Work task ▸
Your answer must be the records, copied with no change.

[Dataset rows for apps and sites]
*** Begin section ***

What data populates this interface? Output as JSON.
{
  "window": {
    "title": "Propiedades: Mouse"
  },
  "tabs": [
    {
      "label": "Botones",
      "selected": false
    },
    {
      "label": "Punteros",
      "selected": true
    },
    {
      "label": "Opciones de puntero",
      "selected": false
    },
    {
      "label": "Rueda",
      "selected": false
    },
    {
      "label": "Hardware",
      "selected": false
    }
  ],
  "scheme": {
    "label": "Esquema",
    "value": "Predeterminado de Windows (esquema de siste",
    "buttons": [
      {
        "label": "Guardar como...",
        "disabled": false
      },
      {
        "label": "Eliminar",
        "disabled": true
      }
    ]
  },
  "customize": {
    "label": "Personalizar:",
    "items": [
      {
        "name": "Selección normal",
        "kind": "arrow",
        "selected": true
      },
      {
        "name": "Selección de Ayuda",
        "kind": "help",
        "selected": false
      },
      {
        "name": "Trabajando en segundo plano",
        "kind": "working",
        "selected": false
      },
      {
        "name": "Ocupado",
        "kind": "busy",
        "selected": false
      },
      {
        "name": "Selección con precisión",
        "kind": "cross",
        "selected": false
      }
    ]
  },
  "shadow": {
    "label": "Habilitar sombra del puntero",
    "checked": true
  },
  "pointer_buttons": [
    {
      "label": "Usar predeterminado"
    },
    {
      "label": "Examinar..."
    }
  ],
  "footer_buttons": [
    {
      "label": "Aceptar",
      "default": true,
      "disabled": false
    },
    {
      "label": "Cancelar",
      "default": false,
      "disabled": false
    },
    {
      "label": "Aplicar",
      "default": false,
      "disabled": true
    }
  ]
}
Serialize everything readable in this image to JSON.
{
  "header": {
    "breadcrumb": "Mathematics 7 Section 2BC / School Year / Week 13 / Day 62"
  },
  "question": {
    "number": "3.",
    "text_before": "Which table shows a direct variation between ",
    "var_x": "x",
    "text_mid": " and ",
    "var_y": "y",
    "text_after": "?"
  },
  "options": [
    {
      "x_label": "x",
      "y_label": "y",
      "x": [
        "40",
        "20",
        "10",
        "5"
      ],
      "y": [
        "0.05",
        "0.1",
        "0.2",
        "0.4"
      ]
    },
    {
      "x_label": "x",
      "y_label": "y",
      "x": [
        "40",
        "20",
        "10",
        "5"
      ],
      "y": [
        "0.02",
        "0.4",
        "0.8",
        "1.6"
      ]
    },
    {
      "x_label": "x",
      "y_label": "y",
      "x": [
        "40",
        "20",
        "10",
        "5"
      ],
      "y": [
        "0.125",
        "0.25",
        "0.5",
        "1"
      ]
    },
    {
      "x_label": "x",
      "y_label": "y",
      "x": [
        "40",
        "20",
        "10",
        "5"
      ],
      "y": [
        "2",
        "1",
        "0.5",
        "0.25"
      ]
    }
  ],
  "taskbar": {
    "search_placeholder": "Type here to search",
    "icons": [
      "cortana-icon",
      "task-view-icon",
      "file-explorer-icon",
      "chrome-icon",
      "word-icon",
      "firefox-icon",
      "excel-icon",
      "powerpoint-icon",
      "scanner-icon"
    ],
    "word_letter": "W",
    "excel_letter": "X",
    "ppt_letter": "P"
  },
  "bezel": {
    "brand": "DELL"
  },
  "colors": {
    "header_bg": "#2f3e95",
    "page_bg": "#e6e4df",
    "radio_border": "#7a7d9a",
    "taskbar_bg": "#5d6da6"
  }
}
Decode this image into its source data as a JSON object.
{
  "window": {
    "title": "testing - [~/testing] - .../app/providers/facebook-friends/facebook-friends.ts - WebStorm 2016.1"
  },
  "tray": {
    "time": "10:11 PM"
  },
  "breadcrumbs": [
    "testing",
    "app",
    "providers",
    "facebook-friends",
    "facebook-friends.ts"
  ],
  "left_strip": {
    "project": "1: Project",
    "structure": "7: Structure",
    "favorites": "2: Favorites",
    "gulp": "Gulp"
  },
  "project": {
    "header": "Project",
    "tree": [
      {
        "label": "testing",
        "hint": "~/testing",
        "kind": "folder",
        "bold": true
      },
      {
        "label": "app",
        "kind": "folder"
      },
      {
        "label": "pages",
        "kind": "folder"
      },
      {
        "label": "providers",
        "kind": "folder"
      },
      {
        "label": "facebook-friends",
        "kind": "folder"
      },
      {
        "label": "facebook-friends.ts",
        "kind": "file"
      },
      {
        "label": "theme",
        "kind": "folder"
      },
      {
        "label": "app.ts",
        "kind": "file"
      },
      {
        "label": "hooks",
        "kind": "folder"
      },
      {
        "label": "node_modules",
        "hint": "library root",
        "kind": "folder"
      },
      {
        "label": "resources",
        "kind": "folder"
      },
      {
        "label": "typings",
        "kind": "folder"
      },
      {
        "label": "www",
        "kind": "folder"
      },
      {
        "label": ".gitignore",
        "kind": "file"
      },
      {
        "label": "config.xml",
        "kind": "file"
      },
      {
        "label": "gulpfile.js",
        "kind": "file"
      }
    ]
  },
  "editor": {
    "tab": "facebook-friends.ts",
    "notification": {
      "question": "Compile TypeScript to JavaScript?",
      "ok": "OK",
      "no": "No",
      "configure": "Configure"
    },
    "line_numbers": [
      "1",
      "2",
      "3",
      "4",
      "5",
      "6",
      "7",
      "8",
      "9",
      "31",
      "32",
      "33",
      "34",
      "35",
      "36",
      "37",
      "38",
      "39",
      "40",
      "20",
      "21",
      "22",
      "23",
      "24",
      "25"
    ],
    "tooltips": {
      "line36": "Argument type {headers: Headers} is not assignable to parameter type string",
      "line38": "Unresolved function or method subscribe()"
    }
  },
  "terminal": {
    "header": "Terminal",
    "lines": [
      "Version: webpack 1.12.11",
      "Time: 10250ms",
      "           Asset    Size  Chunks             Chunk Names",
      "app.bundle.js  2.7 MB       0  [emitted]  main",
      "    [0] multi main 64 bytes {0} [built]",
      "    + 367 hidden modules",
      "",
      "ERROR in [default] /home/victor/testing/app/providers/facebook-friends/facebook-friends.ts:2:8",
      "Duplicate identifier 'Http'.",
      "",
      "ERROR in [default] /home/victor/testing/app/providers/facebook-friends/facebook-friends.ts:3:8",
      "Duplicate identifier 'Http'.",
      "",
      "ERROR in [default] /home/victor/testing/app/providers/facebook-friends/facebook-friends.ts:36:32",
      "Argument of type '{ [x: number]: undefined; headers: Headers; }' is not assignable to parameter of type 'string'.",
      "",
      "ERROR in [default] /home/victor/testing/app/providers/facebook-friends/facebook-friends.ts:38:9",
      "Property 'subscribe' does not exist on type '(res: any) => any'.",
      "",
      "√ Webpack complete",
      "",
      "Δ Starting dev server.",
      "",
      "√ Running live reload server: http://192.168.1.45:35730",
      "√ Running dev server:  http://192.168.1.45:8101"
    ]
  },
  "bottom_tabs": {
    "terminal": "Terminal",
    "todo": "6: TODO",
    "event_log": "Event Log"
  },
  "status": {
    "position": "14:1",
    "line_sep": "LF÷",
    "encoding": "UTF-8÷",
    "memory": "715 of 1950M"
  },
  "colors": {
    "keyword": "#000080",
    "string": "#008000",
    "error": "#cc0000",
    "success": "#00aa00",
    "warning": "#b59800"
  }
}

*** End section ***

Response to this exercise ▸
What data populates this interface? Output as JSON.
{
  "window": {
    "title": "Propiedades: Mouse"
  },
  "tabs": [
    {
      "label": "Botones",
      "selected": false
    },
    {
      "label": "Punteros",
      "selected": true
    },
    {
      "label": "Opciones de puntero",
      "selected": false
    },
    {
      "label": "Rueda",
      "selected": false
    },
    {
      "label": "Hardware",
      "selected": false
    }
  ],
  "scheme": {
    "label": "Esquema",
    "value": "Predeterminado de Windows (esquema de siste",
    "buttons": [
      {
        "label": "Guardar como...",
        "disabled": false
      },
      {
        "label": "Eliminar",
        "disabled": true
      }
    ]
  },
  "customize": {
    "label": "Personalizar:",
    "items": [
      {
        "name": "Selección normal",
        "kind": "arrow",
        "selected": true
      },
      {
        "name": "Selección de Ayuda",
        "kind": "help",
        "selected": false
      },
      {
        "name": "Trabajando en segundo plano",
        "kind": "working",
        "selected": false
      },
      {
        "name": "Ocupado",
        "kind": "busy",
        "selected": false
      },
      {
        "name": "Selección con precisión",
        "kind": "cross",
        "selected": false
      }
    ]
  },
  "shadow": {
    "label": "Habilitar sombra del puntero",
    "checked": true
  },
  "pointer_buttons": [
    {
      "label": "Usar predeterminado"
    },
    {
      "label": "Examinar..."
    }
  ],
  "footer_buttons": [
    {
      "label": "Aceptar",
      "default": true,
      "disabled": false
    },
    {
      "label": "Cancelar",
      "default": false,
      "disabled": false
    },
    {
      "label": "Aplicar",
      "default": false,
      "disabled": true
    }
  ]
}
Serialize everything readable in this image to JSON.
{
  "header": {
    "breadcrumb": "Mathematics 7 Section 2BC / School Year / Week 13 / Day 62"
  },
  "question": {
    "number": "3.",
    "text_before": "Which table shows a direct variation between ",
    "var_x": "x",
    "text_mid": " and ",
    "var_y": "y",
    "text_after": "?"
  },
  "options": [
    {
      "x_label": "x",
      "y_label": "y",
      "x": [
        "40",
        "20",
        "10",
        "5"
      ],
      "y": [
        "0.05",
        "0.1",
        "0.2",
        "0.4"
      ]
    },
    {
      "x_label": "x",
      "y_label": "y",
      "x": [
        "40",
        "20",
        "10",
        "5"
      ],
      "y": [
        "0.02",
        "0.4",
        "0.8",
        "1.6"
      ]
    },
    {
      "x_label": "x",
      "y_label": "y",
      "x": [
        "40",
        "20",
        "10",
        "5"
      ],
      "y": [
        "0.125",
        "0.25",
        "0.5",
        "1"
      ]
    },
    {
      "x_label": "x",
      "y_label": "y",
      "x": [
        "40",
        "20",
        "10",
        "5"
      ],
      "y": [
        "2",
        "1",
        "0.5",
        "0.25"
      ]
    }
  ],
  "taskbar": {
    "search_placeholder": "Type here to search",
    "icons": [
      "cortana-icon",
      "task-view-icon",
      "file-explorer-icon",
      "chrome-icon",
      "word-icon",
      "firefox-icon",
      "excel-icon",
      "powerpoint-icon",
      "scanner-icon"
    ],
    "word_letter": "W",
    "excel_letter": "X",
    "ppt_letter": "P"
  },
  "bezel": {
    "brand": "DELL"
  },
  "colors": {
    "header_bg": "#2f3e95",
    "page_bg": "#e6e4df",
    "radio_border": "#7a7d9a",
    "taskbar_bg": "#5d6da6"
  }
}
Decode this image into its source data as a JSON object.
{
  "window": {
    "title": "testing - [~/testing] - .../app/providers/facebook-friends/facebook-friends.ts - WebStorm 2016.1"
  },
  "tray": {
    "time": "10:11 PM"
  },
  "breadcrumbs": [
    "testing",
    "app",
    "providers",
    "facebook-friends",
    "facebook-friends.ts"
  ],
  "left_strip": {
    "project": "1: Project",
    "structure": "7: Structure",
    "favorites": "2: Favorites",
    "gulp": "Gulp"
  },
  "project": {
    "header": "Project",
    "tree": [
      {
        "label": "testing",
        "hint": "~/testing",
        "kind": "folder",
        "bold": true
      },
      {
        "label": "app",
        "kind": "folder"
      },
      {
        "label": "pages",
        "kind": "folder"
      },
      {
        "label": "providers",
        "kind": "folder"
      },
      {
        "label": "facebook-friends",
        "kind": "folder"
      },
      {
        "label": "facebook-friends.ts",
        "kind": "file"
      },
      {
        "label": "theme",
        "kind": "folder"
      },
      {
        "label": "app.ts",
        "kind": "file"
      },
      {
        "label": "hooks",
        "kind": "folder"
      },
      {
        "label": "node_modules",
        "hint": "library root",
        "kind": "folder"
      },
      {
        "label": "resources",
        "kind": "folder"
      },
      {
        "label": "typings",
        "kind": "folder"
      },
      {
        "label": "www",
        "kind": "folder"
      },
      {
        "label": ".gitignore",
        "kind": "file"
      },
      {
        "label": "config.xml",
        "kind": "file"
      },
      {
        "label": "gulpfile.js",
        "kind": "file"
      }
    ]
  },
  "editor": {
    "tab": "facebook-friends.ts",
    "notification": {
      "question": "Compile TypeScript to JavaScript?",
      "ok": "OK",
      "no": "No",
      "configure": "Configure"
    },
    "line_numbers": [
      "1",
      "2",
      "3",
      "4",
      "5",
      "6",
      "7",
      "8",
      "9",
      "31",
      "32",
      "33",
      "34",
      "35",
      "36",
      "37",
      "38",
      "39",
      "40",
      "20",
      "21",
      "22",
      "23",
      "24",
      "25"
    ],
    "tooltips": {
      "line36": "Argument type {headers: Headers} is not assignable to parameter type string",
      "line38": "Unresolved function or method subscribe()"
    }
  },
  "terminal": {
    "header": "Terminal",
    "lines": [
      "Version: webpack 1.12.11",
      "Time: 10250ms",
      "           Asset    Size  Chunks             Chunk Names",
      "app.bundle.js  2.7 MB       0  [emitted]  main",
      "    [0] multi main 64 bytes {0} [built]",
      "    + 367 hidden modules",
      "",
      "ERROR in [default] /home/victor/testing/app/providers/facebook-friends/facebook-friends.ts:2:8",
      "Duplicate identifier 'Http'.",
      "",
      "ERROR in [default] /home/victor/testing/app/providers/facebook-friends/facebook-friends.ts:3:8",
      "Duplicate identifier 'Http'.",
      "",
      "ERROR in [default] /home/victor/testing/app/providers/facebook-friends/facebook-friends.ts:36:32",
      "Argument of type '{ [x: number]: undefined; headers: Headers; }' is not assignable to parameter of type 'string'.",
      "",
      "ERROR in [default] /home/victor/testing/app/providers/facebook-friends/facebook-friends.ts:38:9",
      "Property 'subscribe' does not exist on type '(res: any) => any'.",
      "",
      "√ Webpack complete",
      "",
      "Δ Starting dev server.",
      "",
      "√ Running live reload server: http://192.168.1.45:35730",
      "√ Running dev server:  http://192.168.1.45:8101"
    ]
  },
  "bottom_tabs": {
    "terminal": "Terminal",
    "todo": "6: TODO",
    "event_log": "Event Log"
  },
  "status": {
    "position": "14:1",
    "line_sep": "LF÷",
    "encoding": "UTF-8÷",
    "memory": "715 of 1950M"
  },
  "colors": {
    "keyword": "#000080",
    "string": "#008000",
    "error": "#cc0000",
    "success": "#00aa00",
    "warning": "#b59800"
  }
}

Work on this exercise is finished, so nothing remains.